Many of Napa’s tasting room experts suggest an off-season visit for precisely this reason—easier access to many of the region’s top wine experts. “There are just fewer people here during the colder months,” said Larry Bombach, a wine educator at Burgess Cellars, whose tasting room is perched 357 metres above sea level, with stunning views of the winery’s vineyards below. In peak season, many tasting rooms require reservations, which often need to be made weeks to months in advance. During winter, however, “you can practically walk in here, or almost any place, and get our undivided attention.”

View from the tasting room of Burgess Cellars

For an unschooled wine lover like me – whose knowledge on the subject is limited to insisting a certain vintage is “drinking well this year” without actually knowing what that means—the increased access to wine experts was probably the biggest advantage to my off-season visit. Without crowds to compete with, I was treated to what amounted to private oenology lessons at many of my tastings.

For instance, with only one other couple vying for the attention of our educator during the popular Barrel Blending Experience at Conn Creek Winery – during which participants blend their own bottle of Cabernet while learning about the impact different soils and climates can have on the taste of wine – I now feel confident in my ability to use the term “terroir” correctly in a sentence.

Barrel Blending experience at Conn Creek Winery

Similarly, during my stay at Milliken Creek Inn and Spa – which offers free daily “happy hours” to its guests, I was among the only participants to attend a tasting hosted by Hope and Grace Wines, whose specialist gamely enlightened me on the merits of aging wine in French versus American oak barrels. (The latter can contribute an unwanted vanilla aftertaste, if you’re curious.)

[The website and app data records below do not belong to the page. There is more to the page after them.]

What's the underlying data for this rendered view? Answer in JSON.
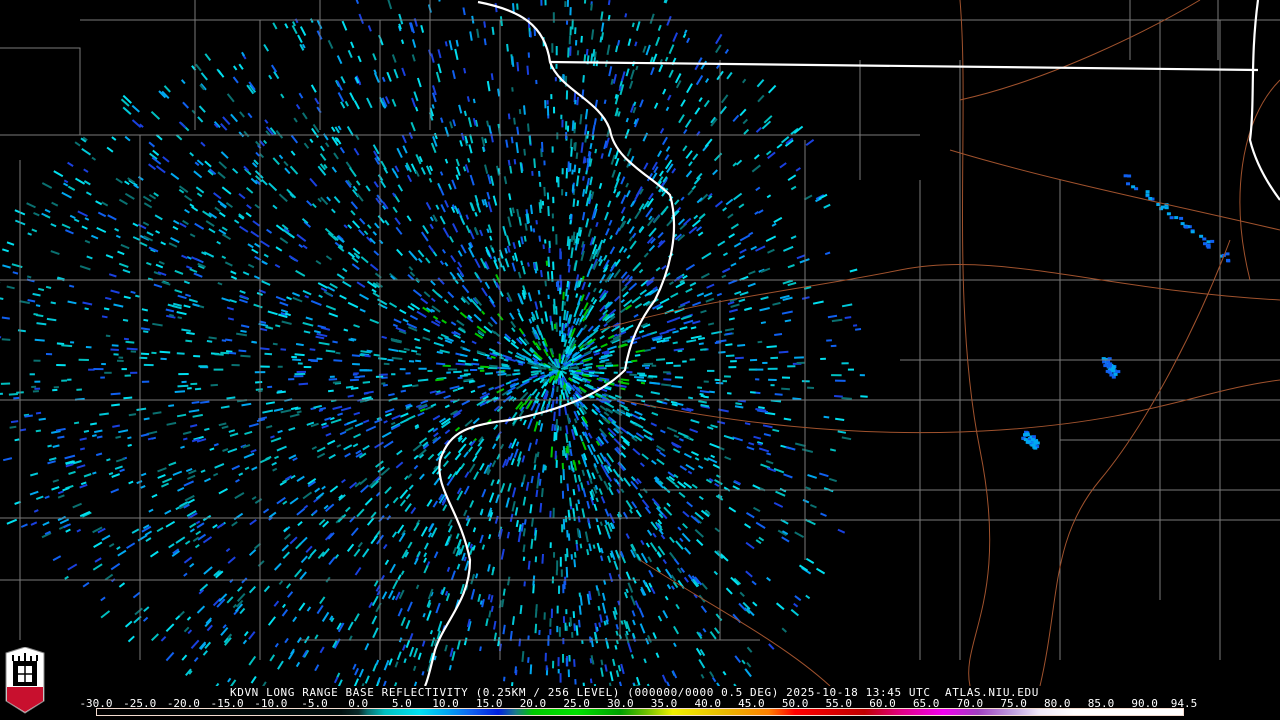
{
  "product_title": "KDVN LONG RANGE BASE REFLECTIVITY (0.25KM / 256 LEVEL) (000000/0000 0.5 DEG) 2025-10-18 13:45 UTC  ATLAS.NIU.EDU",
  "logo_text": "NIU",
  "legend": {
    "ticks": [
      "-30.0",
      "-25.0",
      "-20.0",
      "-15.0",
      "-10.0",
      "-5.0",
      "0.0",
      "5.0",
      "10.0",
      "15.0",
      "20.0",
      "25.0",
      "30.0",
      "35.0",
      "40.0",
      "45.0",
      "50.0",
      "55.0",
      "60.0",
      "65.0",
      "70.0",
      "75.0",
      "80.0",
      "85.0",
      "90.0",
      "94.5"
    ],
    "range": [
      -30,
      94.5
    ],
    "colors": [
      {
        "v": -30,
        "c": "#000000"
      },
      {
        "v": -2,
        "c": "#001010"
      },
      {
        "v": 0,
        "c": "#0a2a2a"
      },
      {
        "v": 1,
        "c": "#0a7070"
      },
      {
        "v": 3,
        "c": "#00c0c0"
      },
      {
        "v": 7,
        "c": "#00e0f0"
      },
      {
        "v": 10,
        "c": "#00a8f0"
      },
      {
        "v": 13,
        "c": "#1060f0"
      },
      {
        "v": 16,
        "c": "#0020e0"
      },
      {
        "v": 18,
        "c": "#1a7a8a"
      },
      {
        "v": 20,
        "c": "#00c800"
      },
      {
        "v": 25,
        "c": "#00e000"
      },
      {
        "v": 30,
        "c": "#00a000"
      },
      {
        "v": 33,
        "c": "#70c000"
      },
      {
        "v": 36,
        "c": "#f0f000"
      },
      {
        "v": 42,
        "c": "#e8b800"
      },
      {
        "v": 47,
        "c": "#ff8000"
      },
      {
        "v": 50,
        "c": "#ff0000"
      },
      {
        "v": 58,
        "c": "#c00000"
      },
      {
        "v": 62,
        "c": "#e00080"
      },
      {
        "v": 67,
        "c": "#f000f0"
      },
      {
        "v": 71,
        "c": "#a040c0"
      },
      {
        "v": 75,
        "c": "#c0a0e0"
      },
      {
        "v": 78,
        "c": "#f0e8f8"
      },
      {
        "v": 82,
        "c": "#ffffff"
      },
      {
        "v": 94.5,
        "c": "#ffffff"
      }
    ]
  },
  "colors": {
    "state_line": "#ffffff",
    "county_line": "#808080",
    "road": "#a0522d"
  }
}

Reservations at resorts like Milliken are also easier to come by in the off-season, and rates more reasonable. But a less obvious reason to book a stay in winter is to take advantage of your resort’s cosier features, many of which go underutilized during the warmer summer months. This is particularly true of many of the accommodations in the small town of Calistoga, home to a variety of natural hot springs, mud baths and top-end spas. Calistoga Ranch –  situated in a private canyon spawning 635,356 square metres of land—boasts private hiking trails, private hot tubs in each of its 50 freestanding lodges, and a spa with heated mineral pools that become particularly attractive when your visit doesn’t coincide with the peak of a hot California summer. A soak in Calistoga Motor Lodge and Spa’s piping hot geothermal water-fed pools, or a mud bath at Indian Springs Calistoga, also become more appealing when the temperature outside these tubs isn’t something similar.

Calistoga Ranch, which has 635,356 square metres of private hiking trails

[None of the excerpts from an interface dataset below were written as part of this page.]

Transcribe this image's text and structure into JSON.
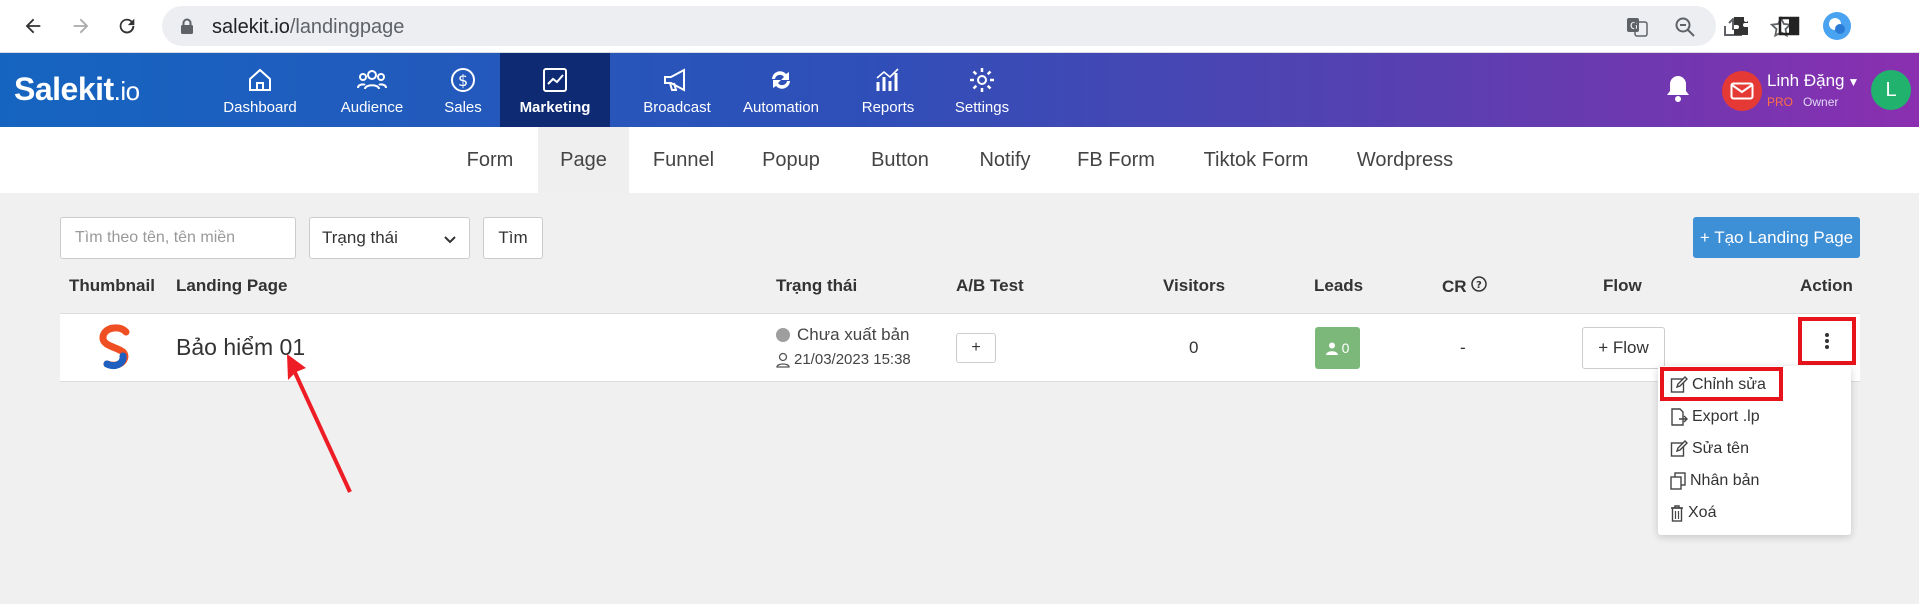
{
  "browser": {
    "url_host": "salekit.io",
    "url_path": "/landingpage",
    "icons": [
      "back-arrow-icon",
      "forward-arrow-icon",
      "reload-icon",
      "lock-icon",
      "translate-icon",
      "zoom-icon",
      "share-icon",
      "star-icon",
      "extensions-icon",
      "sidepanel-icon",
      "profile-icon"
    ]
  },
  "header": {
    "logo_main": "Salekit",
    "logo_tld": ".io",
    "menu": [
      {
        "label": "Dashboard",
        "icon": "home-icon"
      },
      {
        "label": "Audience",
        "icon": "users-icon"
      },
      {
        "label": "Sales",
        "icon": "dollar-icon"
      },
      {
        "label": "Marketing",
        "icon": "chart-icon",
        "active": true
      },
      {
        "label": "Broadcast",
        "icon": "megaphone-icon"
      },
      {
        "label": "Automation",
        "icon": "repeat-icon"
      },
      {
        "label": "Reports",
        "icon": "stats-icon"
      },
      {
        "label": "Settings",
        "icon": "gear-icon"
      }
    ],
    "user": {
      "name": "Linh Đặng",
      "plan": "PRO",
      "role": "Owner",
      "avatar_letter": "L"
    },
    "colors": {
      "brand_blue": "#1565c0",
      "brand_purple": "#8a2fb0",
      "active_menu": "#0d2a73"
    }
  },
  "subtabs": [
    "Form",
    "Page",
    "Funnel",
    "Popup",
    "Button",
    "Notify",
    "FB Form",
    "Tiktok Form",
    "Wordpress"
  ],
  "subtab_active": "Page",
  "toolbar": {
    "search_placeholder": "Tìm theo tên, tên miền",
    "status_select": "Trạng thái",
    "find_label": "Tìm",
    "create_label": "+ Tạo Landing Page"
  },
  "table": {
    "columns": [
      "Thumbnail",
      "Landing Page",
      "Trạng thái",
      "A/B Test",
      "Visitors",
      "Leads",
      "CR",
      "Flow",
      "Action"
    ],
    "rows": [
      {
        "name": "Bảo hiểm 01",
        "status": "Chưa xuất bản",
        "date": "21/03/2023 15:38",
        "ab_label": "+",
        "visitors": "0",
        "leads": "0",
        "cr": "-",
        "flow_label": "+ Flow"
      }
    ]
  },
  "action_menu": [
    {
      "label": "Chỉnh sửa",
      "icon": "edit-icon"
    },
    {
      "label": "Export .lp",
      "icon": "export-icon"
    },
    {
      "label": "Sửa tên",
      "icon": "rename-icon"
    },
    {
      "label": "Nhân bản",
      "icon": "copy-icon"
    },
    {
      "label": "Xoá",
      "icon": "trash-icon"
    }
  ]
}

Geothermal water-fed pools at Calistoga Motor Lodge and Spa

If none of these reasons have yet convinced you of the virtues of a wintertime visit, perhaps this one will: “The rattlesnakes,” said my waiter at Auberge du Soleil, when asked why people should visit Napa in the off-season. “They’re hibernating in winter.”

by David Dodge

Calistoga Ranch, 580 Lommel Rd, Calistoga, CA 94515

Tel +1 855 942 4220

Milliken Creek Inn and Spa, 1815 Silverado Trail, Napa, CA 94558

Tel +1 707 255 1197

Calistoga Motor Lodge and Spa,  1880 Lincoln Ave, Calistoga, CA 94515

Tel +1 707 942 0991